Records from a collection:
[Start of Attachment]

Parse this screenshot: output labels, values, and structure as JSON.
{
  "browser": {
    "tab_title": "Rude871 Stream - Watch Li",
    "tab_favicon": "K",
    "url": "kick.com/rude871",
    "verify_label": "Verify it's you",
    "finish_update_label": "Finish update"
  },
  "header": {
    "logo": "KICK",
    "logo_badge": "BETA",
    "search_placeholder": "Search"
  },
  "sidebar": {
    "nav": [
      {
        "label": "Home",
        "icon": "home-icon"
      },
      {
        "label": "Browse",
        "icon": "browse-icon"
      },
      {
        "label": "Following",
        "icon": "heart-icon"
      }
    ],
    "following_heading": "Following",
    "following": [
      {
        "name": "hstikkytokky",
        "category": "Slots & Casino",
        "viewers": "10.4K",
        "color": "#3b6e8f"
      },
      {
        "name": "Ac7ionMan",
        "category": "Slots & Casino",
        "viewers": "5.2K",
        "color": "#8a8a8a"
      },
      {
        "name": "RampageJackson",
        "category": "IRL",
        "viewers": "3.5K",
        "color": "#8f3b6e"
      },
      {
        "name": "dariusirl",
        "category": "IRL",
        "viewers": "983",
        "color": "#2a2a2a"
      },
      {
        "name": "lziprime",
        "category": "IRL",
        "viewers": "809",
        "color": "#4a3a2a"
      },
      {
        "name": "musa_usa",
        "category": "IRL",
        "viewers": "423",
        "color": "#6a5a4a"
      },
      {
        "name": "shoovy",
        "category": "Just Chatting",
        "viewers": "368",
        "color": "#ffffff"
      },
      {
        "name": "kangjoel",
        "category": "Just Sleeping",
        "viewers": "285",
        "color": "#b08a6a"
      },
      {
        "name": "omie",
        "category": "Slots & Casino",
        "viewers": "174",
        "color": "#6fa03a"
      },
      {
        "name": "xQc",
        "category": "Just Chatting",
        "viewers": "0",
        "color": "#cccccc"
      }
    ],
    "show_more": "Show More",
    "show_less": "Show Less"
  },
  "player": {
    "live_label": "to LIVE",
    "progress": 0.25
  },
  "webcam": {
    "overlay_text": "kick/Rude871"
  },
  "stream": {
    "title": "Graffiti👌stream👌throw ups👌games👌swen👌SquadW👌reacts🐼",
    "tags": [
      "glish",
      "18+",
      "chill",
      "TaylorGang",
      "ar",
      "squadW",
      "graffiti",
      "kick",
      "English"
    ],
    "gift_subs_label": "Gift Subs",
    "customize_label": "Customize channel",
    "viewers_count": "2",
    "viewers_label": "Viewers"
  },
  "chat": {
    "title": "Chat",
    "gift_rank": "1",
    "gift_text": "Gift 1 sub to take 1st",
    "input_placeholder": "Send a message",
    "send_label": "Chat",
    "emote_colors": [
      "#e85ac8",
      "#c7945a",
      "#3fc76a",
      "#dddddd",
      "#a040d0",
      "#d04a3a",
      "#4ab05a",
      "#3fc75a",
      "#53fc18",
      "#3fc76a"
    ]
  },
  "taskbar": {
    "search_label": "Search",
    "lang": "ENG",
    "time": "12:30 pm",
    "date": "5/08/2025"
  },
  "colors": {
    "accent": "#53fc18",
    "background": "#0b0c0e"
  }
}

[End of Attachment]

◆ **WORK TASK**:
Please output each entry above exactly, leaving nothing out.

◆ **SOLUTION FOR THIS TASK**:
Parse this screenshot: output labels, values, and structure as JSON.
{
  "browser": {
    "tab_title": "Rude871 Stream - Watch Li",
    "tab_favicon": "K",
    "url": "kick.com/rude871",
    "verify_label": "Verify it's you",
    "finish_update_label": "Finish update"
  },
  "header": {
    "logo": "KICK",
    "logo_badge": "BETA",
    "search_placeholder": "Search"
  },
  "sidebar": {
    "nav": [
      {
        "label": "Home",
        "icon": "home-icon"
      },
      {
        "label": "Browse",
        "icon": "browse-icon"
      },
      {
        "label": "Following",
        "icon": "heart-icon"
      }
    ],
    "following_heading": "Following",
    "following": [
      {
        "name": "hstikkytokky",
        "category": "Slots & Casino",
        "viewers": "10.4K",
        "color": "#3b6e8f"
      },
      {
        "name": "Ac7ionMan",
        "category": "Slots & Casino",
        "viewers": "5.2K",
        "color": "#8a8a8a"
      },
      {
        "name": "RampageJackson",
        "category": "IRL",
        "viewers": "3.5K",
        "color": "#8f3b6e"
      },
      {
        "name": "dariusirl",
        "category": "IRL",
        "viewers": "983",
        "color": "#2a2a2a"
      },
      {
        "name": "lziprime",
        "category": "IRL",
        "viewers": "809",
        "color": "#4a3a2a"
      },
      {
        "name": "musa_usa",
        "category": "IRL",
        "viewers": "423",
        "color": "#6a5a4a"
      },
      {
        "name": "shoovy",
        "category": "Just Chatting",
        "viewers": "368",
        "color": "#ffffff"
      },
      {
        "name": "kangjoel",
        "category": "Just Sleeping",
        "viewers": "285",
        "color": "#b08a6a"
      },
      {
        "name": "omie",
        "category": "Slots & Casino",
        "viewers": "174",
        "color": "#6fa03a"
      },
      {
        "name": "xQc",
        "category": "Just Chatting",
        "viewers": "0",
        "color": "#cccccc"
      }
    ],
    "show_more": "Show More",
    "show_less": "Show Less"
  },
  "player": {
    "live_label": "to LIVE",
    "progress": 0.25
  },
  "webcam": {
    "overlay_text": "kick/Rude871"
  },
  "stream": {
    "title": "Graffiti👌stream👌throw ups👌games👌swen👌SquadW👌reacts🐼",
    "tags": [
      "glish",
      "18+",
      "chill",
      "TaylorGang",
      "ar",
      "squadW",
      "graffiti",
      "kick",
      "English"
    ],
    "gift_subs_label": "Gift Subs",
    "customize_label": "Customize channel",
    "viewers_count": "2",
    "viewers_label": "Viewers"
  },
  "chat": {
    "title": "Chat",
    "gift_rank": "1",
    "gift_text": "Gift 1 sub to take 1st",
    "input_placeholder": "Send a message",
    "send_label": "Chat",
    "emote_colors": [
      "#e85ac8",
      "#c7945a",
      "#3fc76a",
      "#dddddd",
      "#a040d0",
      "#d04a3a",
      "#4ab05a",
      "#3fc75a",
      "#53fc18",
      "#3fc76a"
    ]
  },
  "taskbar": {
    "search_label": "Search",
    "lang": "ENG",
    "time": "12:30 pm",
    "date": "5/08/2025"
  },
  "colors": {
    "accent": "#53fc18",
    "background": "#0b0c0e"
  }
}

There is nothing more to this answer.